Dr. Darrin Pochan
Professor and Chair
Department of Materials Engineering,
University of Delaware
Biomolecules for Non-biological things: Materials Construction through Peptide Design and Solution Assembly
Self-assembly of molecules is an attractive materials construction strategy due to its simplicity in application. By considering peptidic molecules in the bottom-up materials self-assembly design process, one can take advantage of inherently biomolecular attributes; intramolecular folding events, secondary structure, and electrostatic interactions; in addition to more traditional self-assembling molecular attributes such as amphiphilicty, to define hierarchical material structure and consequent properties. A new solution assembled system comprised of theoretically designed coiled coil bundle motifs will be introduced. The molecules and nanostructures are not natural sequences and provide opportunity for arbitrary nanostructure creation with peptides. With control of the display of all amino acid side chains (both natural and non-natural) throughout the peptide bundles, desired physical and covalent (through appropriate “click” chemistry) interactions have been designed to produce one and two-dimensional nanostructures. One-dimensional nanostructures span exotically rigid rod molecules that produce a wide variety of liquid crystal phases to semi-flexible chains, the flexibility of which are controlled by the interbundle linking chemistry. The two dimensional nanostructure is formed by physical interactions and are nanostructures not observed in nature. All of the assemblies are responsive to temperature since the individual bundle building blocks are physically stabilized coiled coil bundles that can be melted and reformed with temperature. Additional, novel nanostructures to be discussed include uniform nanotubes as well as the templated growth of metallic nanoparticle on and in peptide nanostructures. Included in the discussion will be molecule design, hierarchical assembly pathway design and control, click chemistry reactions, and the characterization of nanostructure as well as inherent material properties (e.g. extreme stiffness, responsiveness to temperature and pH, stability in aqueous and organic solvents).
Darrin Pochan is currently Professor and Chair of the Materials Science and Engineering Department as well as having appointments in the Delaware Biotechnology Institute and Department of Chemistry at the University of Delaware.
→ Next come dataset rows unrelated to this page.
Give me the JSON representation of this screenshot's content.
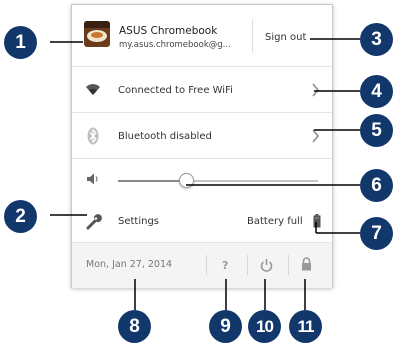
{
  "account": {
    "name": "ASUS Chromebook",
    "email": "my.asus.chromebook@g...",
    "sign_out_label": "Sign out"
  },
  "network": {
    "label": "Connected to Free WiFi",
    "icon": "wifi-icon"
  },
  "bluetooth": {
    "label": "Bluetooth disabled",
    "icon": "bluetooth-icon"
  },
  "volume": {
    "level": 0.34,
    "icon": "speaker-icon"
  },
  "settings": {
    "label": "Settings",
    "icon": "wrench-icon"
  },
  "battery": {
    "label": "Battery full",
    "icon": "battery-icon"
  },
  "footer": {
    "date": "Mon, Jan 27, 2014",
    "help_icon": "help-icon",
    "power_icon": "power-icon",
    "lock_icon": "lock-icon"
  },
  "callouts": [
    "1",
    "2",
    "3",
    "4",
    "5",
    "6",
    "7",
    "8",
    "9",
    "10",
    "11"
  ],
  "colors": {
    "callout": "#12376b",
    "text": "#333333",
    "muted": "#777777"
  }
}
Since joining the MSE department in 1999 after a Ph.D. in Polymer Science and Engineering at the University of Massachusetts-Amherst and a National Research Council Post-doctoral fellowship at the National Institute of Standards and Technology in Gaithersburg, MD, he has developed a research program around the construction of new materials and nanostructures via molecular solution assembly mechanisms. Areas of focus are biomaterials and materials for nanotechnology and energy applications through organic/inorganic hybrids. His honors include an NSF Career Award, the DuPont Young Faculty Award, the Dillon medal from the American Physical Society and fellowship in the American Physical Society and American Chemical Society. Currently, Darrin also serves as Editor in Chief of Soft Matter, a new interdisciplinary journal from the Royal Society of Chemistry in the United Kingdom.
Part of the Fall 2018 Graduate Seminar Series